Loss of fertile land

Most of the headlines in the news are rightfully taken by the threat of global warming, but there is an ongoing ecological disaster that will affect food production, a degradation of the topsoil, and we are not talking about it enough.

A recent United Nations study showed that in the past 40 years one-third (1/3) of the Earth's land has severely degraded, and fertile soil is being lost at the rate of 24 billion tonnes a year, due to agriculture.

At the same time, this is a call for a shift away from destructively intensive agriculture.

As we are risking plant-wide famines and starvation, the question is how to fix this, how to stop soil from degrading, and how to increase fertile top soil.

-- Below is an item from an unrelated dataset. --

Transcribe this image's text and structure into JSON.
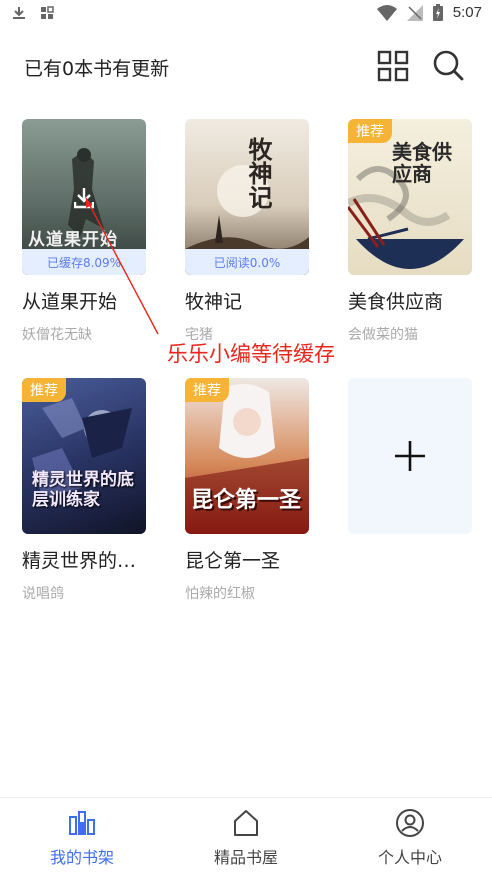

The first thing that comes to mind is people. There are simply too many of us, and, for any issue we are facing, that number will need to reduce in the future. Sooner or later, if we plan to survive, we will need to find ways to manage human numbers and diversity.

Currently, there are 7.5 billion of people, and we shit a lot—literally.
How much do we poop each day?
Approximately, for each 12 pounds of body weight, humans produce around 1 ounce of faeces. Therefore, a person weighing 160 pounds (72kg) produces an average of just under a pound (0.45kg) of poop each day.
As there are 7.5 billion people, and they poop 1 pound each day a year (365), the total amount of poop a year is 2,737,500,000,000 pounds or 1.24 billion metric tonnes.

When human faeces are collected and used as manure, frequently-used terms are “fecal sludge" or “night soil”. Human poop contains mostly water, and it is rich with plant nutrients. Urine contains urea nitrate that can be used in agriculture.

Although in areas where the soil has poor quality the local population may decide to use night soil as fertilizer to grow food, there is one issue. Unprocessed human faeces as fertilizer can be dangerous, as it may contain disease-causing pathogens.

These risks are reduced by composting, which can produce methane (CH4) for later use in heating, cooking, electricity production, and even as car fuel. However, there are concerns about usage of sewage sludge compost as fertiliser for vegetable gardens and crop land, because of the dangerous levels of heavy metals usually found in sewage sludge.

Because of the sheer amount and usage potential, this is definitely something that should be explored more. Potentially, with bio innovations, it would be possible to use it for our and nature’s benefit.

A cow produces 29.5kg (65lbs) of manure daily. Taking into account that there are 1.3 billion cattle, during one year (365 days), they will produce around 14 billion tonnes of manure.

There are 2 billion pigs worldwide, and each pig with an average weight of 180lbs (81kg) produces 11 pounds (4.98kg) per day. That is 3,6 billion tonnes of pig manure.

Just the combined manure of the two animal species, we use in farming gives us ~18 billion tonnes of soil that, if used property, could potentially replace the land we are using.

Also, it is necessary to stress that we waste around 35% of all food we produce. Waste will usually end up in landfills. That means that 1.3 billion tonnes of food gets lost or wasted.

As we live in a closed system, it is obvious that land along with all essential nutrients for plants cannot be really lost. Therefore, our biggest issue is that soil isn't recycled in a proper way. All animal and food waste could be used for the compost and methane production (CH4 is a fuel and greenhouse gas), later for replenishing the top soil. Even then, we would need to be careful about human population growth, our own food needs and frequent exploitation of soil without rest it, jeopardising stability of the soil's microbiome.

In addition, vertical farming, lab-grown meat and usage of aquaponics could reduce the amount of land, water and energy we use in food production, but they would not solve essential mineral production and retrieval from the waste.

At the end, only way to continue is to plan our habitats having in mind circular economy and way of living in every way we can.

Agricultural land needs and dangers:

Soil erosion


Earth Is Losing Farmland At An Alarming Rate


How much land is needed for global food production under scenarios of dietary changes and livestock productivity increases in 2030?